[[ Recorded information open ]]

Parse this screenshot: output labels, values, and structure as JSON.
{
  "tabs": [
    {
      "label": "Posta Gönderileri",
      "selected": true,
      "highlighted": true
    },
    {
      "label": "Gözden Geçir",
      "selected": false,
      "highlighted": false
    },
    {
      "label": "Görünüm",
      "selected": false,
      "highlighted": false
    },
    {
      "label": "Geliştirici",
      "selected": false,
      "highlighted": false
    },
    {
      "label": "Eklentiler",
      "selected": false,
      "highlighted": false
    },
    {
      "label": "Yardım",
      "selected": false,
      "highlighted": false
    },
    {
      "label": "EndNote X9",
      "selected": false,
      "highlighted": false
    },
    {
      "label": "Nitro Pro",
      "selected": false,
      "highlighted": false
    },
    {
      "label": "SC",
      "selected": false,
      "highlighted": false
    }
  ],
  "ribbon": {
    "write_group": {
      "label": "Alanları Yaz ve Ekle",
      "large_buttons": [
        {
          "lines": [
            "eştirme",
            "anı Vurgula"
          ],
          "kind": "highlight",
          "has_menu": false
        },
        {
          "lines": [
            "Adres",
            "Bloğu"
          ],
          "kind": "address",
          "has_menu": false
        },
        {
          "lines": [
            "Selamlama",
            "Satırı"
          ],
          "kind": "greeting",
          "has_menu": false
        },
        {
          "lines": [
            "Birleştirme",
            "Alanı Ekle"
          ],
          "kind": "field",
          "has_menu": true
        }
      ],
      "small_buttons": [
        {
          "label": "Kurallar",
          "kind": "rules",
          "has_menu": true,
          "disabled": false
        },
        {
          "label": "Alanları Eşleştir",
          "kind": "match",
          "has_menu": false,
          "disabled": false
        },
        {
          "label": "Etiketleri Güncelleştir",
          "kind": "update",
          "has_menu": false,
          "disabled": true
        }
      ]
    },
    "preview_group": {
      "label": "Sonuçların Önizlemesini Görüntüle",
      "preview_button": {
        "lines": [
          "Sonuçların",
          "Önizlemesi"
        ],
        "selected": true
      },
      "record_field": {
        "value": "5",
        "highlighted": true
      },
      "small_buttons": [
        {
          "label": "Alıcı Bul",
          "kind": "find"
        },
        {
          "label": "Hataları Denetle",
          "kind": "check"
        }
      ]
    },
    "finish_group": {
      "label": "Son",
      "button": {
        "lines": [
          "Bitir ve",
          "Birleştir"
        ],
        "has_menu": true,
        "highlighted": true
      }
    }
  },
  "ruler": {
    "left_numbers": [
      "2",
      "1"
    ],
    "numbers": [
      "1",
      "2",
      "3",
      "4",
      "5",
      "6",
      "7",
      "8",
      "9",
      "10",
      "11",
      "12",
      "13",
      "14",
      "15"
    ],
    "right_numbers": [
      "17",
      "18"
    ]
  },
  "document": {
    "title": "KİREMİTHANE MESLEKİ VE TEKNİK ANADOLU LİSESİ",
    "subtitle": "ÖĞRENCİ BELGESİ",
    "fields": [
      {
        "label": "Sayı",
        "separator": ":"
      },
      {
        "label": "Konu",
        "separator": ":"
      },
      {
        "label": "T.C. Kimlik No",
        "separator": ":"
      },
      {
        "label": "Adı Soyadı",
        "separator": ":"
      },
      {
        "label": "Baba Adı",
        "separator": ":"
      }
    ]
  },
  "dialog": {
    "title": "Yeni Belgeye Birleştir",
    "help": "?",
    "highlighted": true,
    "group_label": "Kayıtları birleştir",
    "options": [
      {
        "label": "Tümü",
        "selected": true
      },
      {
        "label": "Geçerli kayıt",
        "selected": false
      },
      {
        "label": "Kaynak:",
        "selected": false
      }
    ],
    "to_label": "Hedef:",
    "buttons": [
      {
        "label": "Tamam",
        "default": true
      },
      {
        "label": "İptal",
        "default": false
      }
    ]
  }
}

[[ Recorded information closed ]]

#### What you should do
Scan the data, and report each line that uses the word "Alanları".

#### Exercise response
      "label": "Alanları Yaz ve Ekle",
          "label": "Alanları Eşleştir",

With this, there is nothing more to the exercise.